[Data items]

========================

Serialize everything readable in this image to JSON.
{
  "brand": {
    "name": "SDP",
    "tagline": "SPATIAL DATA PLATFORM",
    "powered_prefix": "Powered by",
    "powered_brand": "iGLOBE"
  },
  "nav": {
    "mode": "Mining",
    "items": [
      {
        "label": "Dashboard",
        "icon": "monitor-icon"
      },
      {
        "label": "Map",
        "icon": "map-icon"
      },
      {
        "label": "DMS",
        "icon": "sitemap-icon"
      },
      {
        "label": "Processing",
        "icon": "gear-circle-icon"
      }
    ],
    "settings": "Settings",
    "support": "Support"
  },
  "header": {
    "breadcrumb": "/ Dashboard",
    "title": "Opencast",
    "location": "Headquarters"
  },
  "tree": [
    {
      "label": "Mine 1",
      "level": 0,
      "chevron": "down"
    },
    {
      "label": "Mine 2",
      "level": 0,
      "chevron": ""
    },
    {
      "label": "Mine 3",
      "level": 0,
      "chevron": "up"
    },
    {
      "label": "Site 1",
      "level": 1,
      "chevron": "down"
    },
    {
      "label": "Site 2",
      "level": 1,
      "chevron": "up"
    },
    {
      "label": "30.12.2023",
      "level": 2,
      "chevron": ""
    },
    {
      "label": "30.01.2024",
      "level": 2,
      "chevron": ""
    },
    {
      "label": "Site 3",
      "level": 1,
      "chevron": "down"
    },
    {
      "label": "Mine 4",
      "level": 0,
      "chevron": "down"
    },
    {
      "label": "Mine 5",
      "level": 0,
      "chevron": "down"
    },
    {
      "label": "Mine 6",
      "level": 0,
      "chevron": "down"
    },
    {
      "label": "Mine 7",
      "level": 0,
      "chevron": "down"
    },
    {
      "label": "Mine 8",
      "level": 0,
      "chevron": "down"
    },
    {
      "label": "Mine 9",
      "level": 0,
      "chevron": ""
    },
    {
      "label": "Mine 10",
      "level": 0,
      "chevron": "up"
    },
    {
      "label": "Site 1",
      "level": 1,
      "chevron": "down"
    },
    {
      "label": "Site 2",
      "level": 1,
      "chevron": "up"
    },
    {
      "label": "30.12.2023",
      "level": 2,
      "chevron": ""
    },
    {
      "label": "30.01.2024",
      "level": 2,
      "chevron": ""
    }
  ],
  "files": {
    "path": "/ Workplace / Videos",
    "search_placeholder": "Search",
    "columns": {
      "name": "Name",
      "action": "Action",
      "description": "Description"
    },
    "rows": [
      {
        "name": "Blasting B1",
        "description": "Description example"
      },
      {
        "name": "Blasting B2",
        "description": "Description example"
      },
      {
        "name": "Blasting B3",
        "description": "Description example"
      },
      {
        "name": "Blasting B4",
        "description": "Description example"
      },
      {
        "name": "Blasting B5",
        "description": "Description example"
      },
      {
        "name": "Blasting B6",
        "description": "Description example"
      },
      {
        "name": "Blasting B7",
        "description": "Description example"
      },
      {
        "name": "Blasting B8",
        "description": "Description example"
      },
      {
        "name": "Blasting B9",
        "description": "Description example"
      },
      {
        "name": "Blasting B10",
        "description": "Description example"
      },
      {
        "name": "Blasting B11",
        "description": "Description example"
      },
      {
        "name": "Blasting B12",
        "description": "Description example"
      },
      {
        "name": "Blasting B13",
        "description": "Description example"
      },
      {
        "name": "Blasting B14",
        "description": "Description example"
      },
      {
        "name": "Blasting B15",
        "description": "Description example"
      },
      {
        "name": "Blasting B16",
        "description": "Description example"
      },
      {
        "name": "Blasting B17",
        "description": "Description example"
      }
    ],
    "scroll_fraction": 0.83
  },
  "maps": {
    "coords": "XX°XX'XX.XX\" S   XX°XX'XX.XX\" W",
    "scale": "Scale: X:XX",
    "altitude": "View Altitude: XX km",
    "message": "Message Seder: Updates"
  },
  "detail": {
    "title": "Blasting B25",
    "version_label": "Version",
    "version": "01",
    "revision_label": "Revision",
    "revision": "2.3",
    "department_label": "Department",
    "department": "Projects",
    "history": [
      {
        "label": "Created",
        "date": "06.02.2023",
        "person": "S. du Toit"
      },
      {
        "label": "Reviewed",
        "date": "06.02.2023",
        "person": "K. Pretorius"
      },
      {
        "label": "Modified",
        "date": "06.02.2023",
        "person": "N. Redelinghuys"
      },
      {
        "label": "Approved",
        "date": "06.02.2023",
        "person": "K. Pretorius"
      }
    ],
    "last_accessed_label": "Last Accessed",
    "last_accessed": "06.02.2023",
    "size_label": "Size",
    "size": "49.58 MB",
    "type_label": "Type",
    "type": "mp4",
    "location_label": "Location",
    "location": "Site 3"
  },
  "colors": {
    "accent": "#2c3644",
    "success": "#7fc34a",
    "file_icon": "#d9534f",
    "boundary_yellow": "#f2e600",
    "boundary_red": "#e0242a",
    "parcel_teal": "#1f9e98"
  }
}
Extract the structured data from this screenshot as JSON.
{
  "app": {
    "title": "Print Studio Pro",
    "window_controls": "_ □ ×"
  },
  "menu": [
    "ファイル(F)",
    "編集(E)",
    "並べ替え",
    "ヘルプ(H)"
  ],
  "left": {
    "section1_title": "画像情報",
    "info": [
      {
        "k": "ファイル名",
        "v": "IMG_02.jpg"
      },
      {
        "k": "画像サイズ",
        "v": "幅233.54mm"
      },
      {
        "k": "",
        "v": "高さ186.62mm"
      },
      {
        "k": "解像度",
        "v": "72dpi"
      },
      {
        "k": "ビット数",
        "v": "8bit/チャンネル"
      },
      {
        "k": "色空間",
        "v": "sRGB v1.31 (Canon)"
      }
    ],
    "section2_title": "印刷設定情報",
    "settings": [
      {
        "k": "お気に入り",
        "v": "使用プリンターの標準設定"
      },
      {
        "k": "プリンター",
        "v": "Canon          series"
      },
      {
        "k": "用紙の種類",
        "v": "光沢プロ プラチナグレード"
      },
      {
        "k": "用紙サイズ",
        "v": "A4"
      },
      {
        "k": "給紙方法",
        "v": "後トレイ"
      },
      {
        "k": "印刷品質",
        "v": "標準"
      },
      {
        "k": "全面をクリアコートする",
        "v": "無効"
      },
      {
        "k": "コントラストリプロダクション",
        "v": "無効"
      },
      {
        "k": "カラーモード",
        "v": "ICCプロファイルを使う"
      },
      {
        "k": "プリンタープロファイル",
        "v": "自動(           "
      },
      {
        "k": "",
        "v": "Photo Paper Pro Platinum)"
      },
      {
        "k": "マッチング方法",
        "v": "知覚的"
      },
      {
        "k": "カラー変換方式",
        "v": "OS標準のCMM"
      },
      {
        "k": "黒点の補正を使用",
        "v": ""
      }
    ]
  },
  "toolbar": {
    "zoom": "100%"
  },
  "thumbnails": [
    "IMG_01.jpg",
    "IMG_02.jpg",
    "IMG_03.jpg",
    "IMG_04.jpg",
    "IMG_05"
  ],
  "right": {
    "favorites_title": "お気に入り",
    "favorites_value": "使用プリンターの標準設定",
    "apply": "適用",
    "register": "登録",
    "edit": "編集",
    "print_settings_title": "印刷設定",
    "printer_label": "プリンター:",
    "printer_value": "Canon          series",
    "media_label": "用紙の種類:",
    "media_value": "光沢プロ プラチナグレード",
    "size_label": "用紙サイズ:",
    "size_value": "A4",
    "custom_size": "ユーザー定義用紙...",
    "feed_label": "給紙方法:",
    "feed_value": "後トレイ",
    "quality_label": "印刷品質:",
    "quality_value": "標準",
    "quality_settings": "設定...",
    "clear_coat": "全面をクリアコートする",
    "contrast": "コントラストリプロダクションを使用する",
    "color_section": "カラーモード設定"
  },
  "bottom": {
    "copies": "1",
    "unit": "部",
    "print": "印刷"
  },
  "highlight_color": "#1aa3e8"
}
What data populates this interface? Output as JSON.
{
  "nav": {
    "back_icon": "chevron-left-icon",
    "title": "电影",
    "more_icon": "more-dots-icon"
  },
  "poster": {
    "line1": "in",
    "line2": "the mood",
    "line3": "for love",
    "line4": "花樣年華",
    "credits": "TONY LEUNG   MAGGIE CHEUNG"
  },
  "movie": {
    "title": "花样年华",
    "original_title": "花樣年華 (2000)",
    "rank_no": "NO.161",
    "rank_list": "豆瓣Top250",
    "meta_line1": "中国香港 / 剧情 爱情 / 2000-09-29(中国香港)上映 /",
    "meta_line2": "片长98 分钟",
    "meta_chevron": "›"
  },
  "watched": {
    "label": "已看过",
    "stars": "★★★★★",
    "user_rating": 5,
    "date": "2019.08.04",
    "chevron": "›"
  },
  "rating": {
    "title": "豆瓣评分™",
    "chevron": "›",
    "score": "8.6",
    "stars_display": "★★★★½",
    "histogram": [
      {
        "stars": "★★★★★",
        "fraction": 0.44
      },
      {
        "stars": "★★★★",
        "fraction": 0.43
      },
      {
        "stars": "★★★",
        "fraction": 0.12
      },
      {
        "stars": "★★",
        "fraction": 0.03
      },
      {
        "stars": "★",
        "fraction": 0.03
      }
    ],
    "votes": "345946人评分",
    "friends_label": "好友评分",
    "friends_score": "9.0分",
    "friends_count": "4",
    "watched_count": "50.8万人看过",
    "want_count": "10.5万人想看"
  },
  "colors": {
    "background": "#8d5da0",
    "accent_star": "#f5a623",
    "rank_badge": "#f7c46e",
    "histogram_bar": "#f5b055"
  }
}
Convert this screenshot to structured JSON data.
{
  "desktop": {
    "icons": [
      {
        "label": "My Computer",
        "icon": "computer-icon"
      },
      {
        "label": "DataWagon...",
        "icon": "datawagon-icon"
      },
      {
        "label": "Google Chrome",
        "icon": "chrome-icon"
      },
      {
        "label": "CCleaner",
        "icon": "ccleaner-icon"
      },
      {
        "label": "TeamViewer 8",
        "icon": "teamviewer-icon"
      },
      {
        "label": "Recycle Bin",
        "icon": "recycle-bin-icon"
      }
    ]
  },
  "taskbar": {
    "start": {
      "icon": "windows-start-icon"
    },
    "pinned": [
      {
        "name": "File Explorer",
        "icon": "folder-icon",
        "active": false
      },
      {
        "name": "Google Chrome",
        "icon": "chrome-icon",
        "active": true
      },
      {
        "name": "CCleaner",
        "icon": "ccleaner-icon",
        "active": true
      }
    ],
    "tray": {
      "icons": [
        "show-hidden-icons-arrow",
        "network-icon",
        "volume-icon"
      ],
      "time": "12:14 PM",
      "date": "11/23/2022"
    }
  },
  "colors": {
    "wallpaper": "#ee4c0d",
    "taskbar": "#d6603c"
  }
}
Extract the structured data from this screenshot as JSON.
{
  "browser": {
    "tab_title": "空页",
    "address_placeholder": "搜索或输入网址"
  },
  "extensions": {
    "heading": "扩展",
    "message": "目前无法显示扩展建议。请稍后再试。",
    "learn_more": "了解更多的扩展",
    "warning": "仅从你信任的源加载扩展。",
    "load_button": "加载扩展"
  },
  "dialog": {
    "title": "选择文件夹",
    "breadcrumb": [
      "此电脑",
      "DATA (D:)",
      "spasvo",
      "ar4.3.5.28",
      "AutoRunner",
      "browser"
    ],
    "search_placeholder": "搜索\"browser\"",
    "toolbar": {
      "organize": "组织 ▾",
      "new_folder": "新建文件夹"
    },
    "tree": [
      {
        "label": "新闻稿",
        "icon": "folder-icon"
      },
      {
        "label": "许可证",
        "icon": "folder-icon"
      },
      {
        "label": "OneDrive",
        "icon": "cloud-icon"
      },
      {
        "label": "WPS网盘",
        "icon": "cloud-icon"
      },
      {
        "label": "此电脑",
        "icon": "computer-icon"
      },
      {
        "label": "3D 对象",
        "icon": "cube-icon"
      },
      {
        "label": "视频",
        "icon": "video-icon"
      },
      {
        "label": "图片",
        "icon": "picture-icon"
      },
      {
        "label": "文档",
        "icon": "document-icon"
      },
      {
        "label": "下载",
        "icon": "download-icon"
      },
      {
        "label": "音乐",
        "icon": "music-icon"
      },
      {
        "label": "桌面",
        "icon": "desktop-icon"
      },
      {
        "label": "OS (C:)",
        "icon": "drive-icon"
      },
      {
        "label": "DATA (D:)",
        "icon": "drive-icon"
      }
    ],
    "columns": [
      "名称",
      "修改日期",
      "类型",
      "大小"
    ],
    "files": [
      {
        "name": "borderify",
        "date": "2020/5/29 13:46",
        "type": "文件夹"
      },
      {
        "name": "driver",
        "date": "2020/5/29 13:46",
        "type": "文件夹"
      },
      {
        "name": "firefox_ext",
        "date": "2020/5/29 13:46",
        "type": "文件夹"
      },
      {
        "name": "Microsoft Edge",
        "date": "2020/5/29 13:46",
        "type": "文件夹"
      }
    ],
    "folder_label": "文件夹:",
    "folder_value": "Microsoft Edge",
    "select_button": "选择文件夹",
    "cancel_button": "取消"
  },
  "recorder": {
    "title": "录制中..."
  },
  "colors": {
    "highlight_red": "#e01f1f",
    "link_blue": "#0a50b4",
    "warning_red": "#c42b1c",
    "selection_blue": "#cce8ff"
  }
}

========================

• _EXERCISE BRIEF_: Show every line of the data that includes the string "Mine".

• _REPLY TO THE TASK_:
      "label": "Mine 1",
      "label": "Mine 2",
      "label": "Mine 3",
      "label": "Mine 4",
      "label": "Mine 5",
      "label": "Mine 6",
      "label": "Mine 7",
      "label": "Mine 8",
      "label": "Mine 9",
      "label": "Mine 10",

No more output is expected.